Priced Out of Akanji?
Speaking of Liverpool, Dortmund could find themselves fighting with the English giants for Basel defender Manuel Akanji either in January or the summer. Both clubs have had incredibly proficient attacks but inconsistent defending in recent seasons, so the move would make sense for both clubs. At just 22, Akanji is a versatile and intelligent young defender brimmed with potential. His good quickness for a defender would be a good fit in the counter attack happy Bundesliga, and he has become a known commodity around Europe since carving out a place in the first team a year ago.
Unfortunately for Dortmund, Basel are extremely reluctant to sell him until the summer, and with a Premier League club in the mix, the fee will quickly sail north of €30 million, leaving Dortmund unlikely to pull the trigger. Still, the thought of him joining Dan-Axel Zagadou, Jeremy Toljan and Felix Passlack (when he returns from loan) to form a talented young defensive core for years to come is a tempting proposition. Should Aubameyang make his big money move, Akanji becomes more viable, but until then it appears the club have a battle on their hands for his signature.
Thinking Ahead, or Just a Coincidence?
Does it seem as though there are more English or American players in the Bundesliga these days? With Jadon Sancho’s arrival from Manchester City in the summer, some predicted that it was a marker for a new trend that would see an increasing number of young players leave their Premier League clubs for more opportunities to play meaningful minutes in Germany. Schalke and Dortmund’s American players have obviously garnered much attention as well, but still it begs a question; is this a coincidence or a trend?
Dortmund have been known for their penchant for good business since the club nearly went bankrupt, but having taken a few hits to their back room and coaching staffs in recent seasons, it’s fair to wonder if they will still be able to maintain their almost unparalleled ability to find good talent for a reasonable price. Mislintat was essential in that, but the signing of Jadon Sancho (and the reported bid for Robert Snodgrass) could hold a clue to the club’s next foray into the bargain market.

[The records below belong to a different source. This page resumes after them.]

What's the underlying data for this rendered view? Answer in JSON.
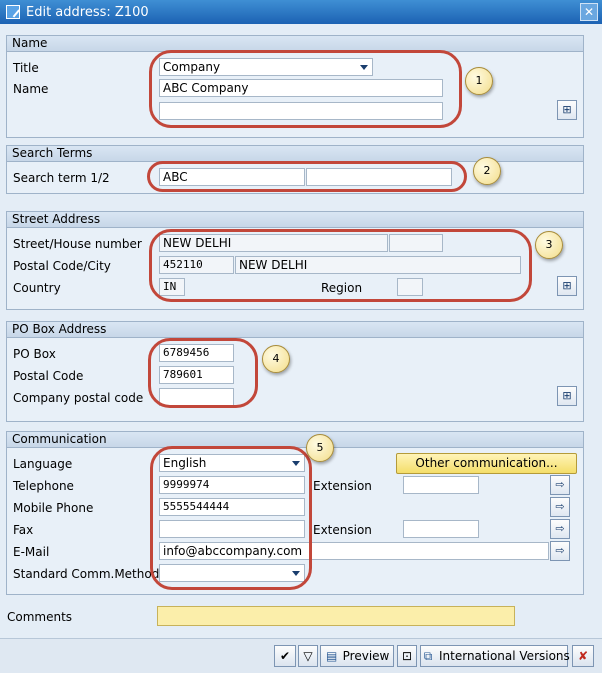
{
  "window": {
    "title": "Edit address:  Z100",
    "close_glyph": "✕"
  },
  "name_group": {
    "header": "Name",
    "title_label": "Title",
    "title_value": "Company",
    "name_label": "Name",
    "name_value": "ABC Company",
    "name2_value": ""
  },
  "search_group": {
    "header": "Search Terms",
    "label": "Search term 1/2",
    "term1": "ABC",
    "term2": ""
  },
  "street_group": {
    "header": "Street Address",
    "street_label": "Street/House number",
    "street_value": "NEW DELHI",
    "house_value": "",
    "postal_label": "Postal Code/City",
    "postal_value": "452110",
    "city_value": "NEW DELHI",
    "country_label": "Country",
    "country_value": "IN",
    "region_label": "Region",
    "region_value": ""
  },
  "pobox_group": {
    "header": "PO Box Address",
    "pobox_label": "PO Box",
    "pobox_value": "6789456",
    "postal_label": "Postal Code",
    "postal_value": "789601",
    "company_postal_label": "Company postal code",
    "company_postal_value": ""
  },
  "comm_group": {
    "header": "Communication",
    "language_label": "Language",
    "language_value": "English",
    "other_comm_label": "Other communication...",
    "telephone_label": "Telephone",
    "telephone_value": "9999974",
    "extension_label": "Extension",
    "extension_value": "",
    "mobile_label": "Mobile Phone",
    "mobile_value": "5555544444",
    "fax_label": "Fax",
    "fax_value": "",
    "fax_extension_label": "Extension",
    "fax_extension_value": "",
    "email_label": "E-Mail",
    "email_value": "info@abccompany.com",
    "std_method_label": "Standard Comm.Method",
    "std_method_value": ""
  },
  "comments": {
    "label": "Comments",
    "value": ""
  },
  "callouts": [
    "1",
    "2",
    "3",
    "4",
    "5"
  ],
  "toolbar": {
    "preview_label": "Preview",
    "intl_versions_label": "International Versions"
  },
  "icons": {
    "more-fields": "⊞",
    "arrow-right": "⇨",
    "check": "✔",
    "close": "✘"
  },
  "colors": {
    "titlebar": "#1c62b3",
    "callout_border": "#c2473a",
    "highlight_button": "#f4de6a"
  }
}
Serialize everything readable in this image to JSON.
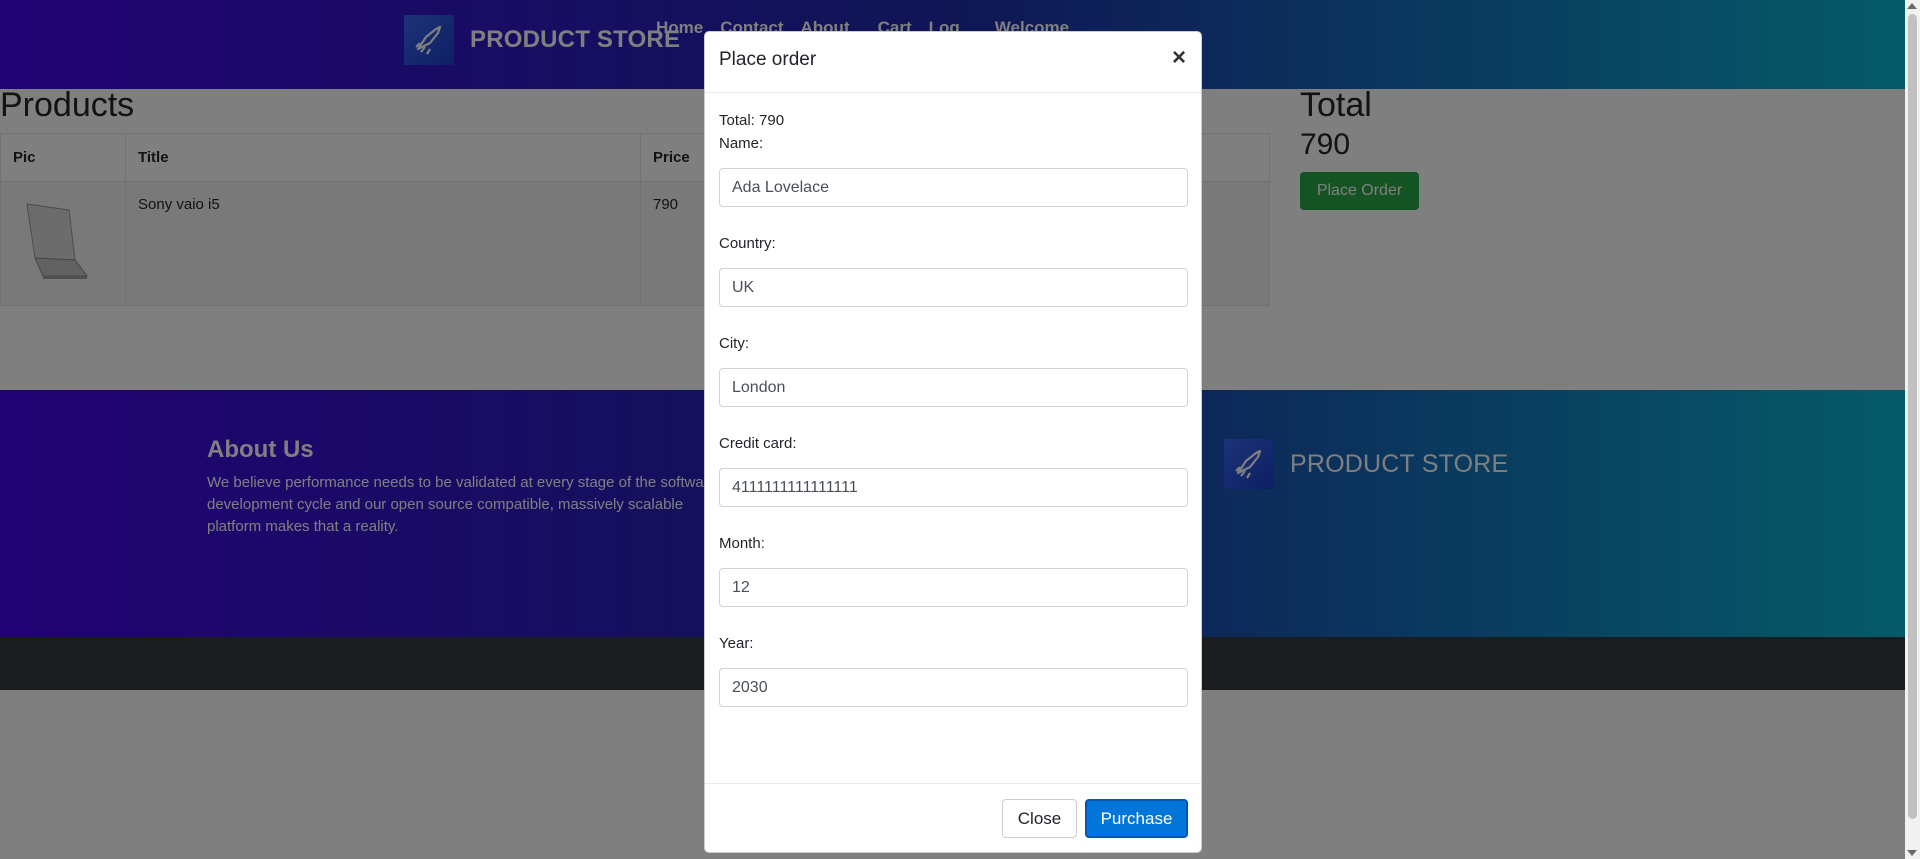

England is currently dominating international competitions at the youth level, but given the money in the Premier League, more and more clubs are feeling the pressure to build expensive, veteran squads, as the financial impact of relegation is almost too great these days to be brushed off. As a result, young up and coming players are not being given the time needed on the pitch to develop. The problem is only compounded further by the use of u23 squads in England as opposed to “B” teams like they use in other European leagues. However, if Dortmund have identified this as a possible supply line for young talent, they will once again have proven their guile and resourcefulness on the massively inflated market.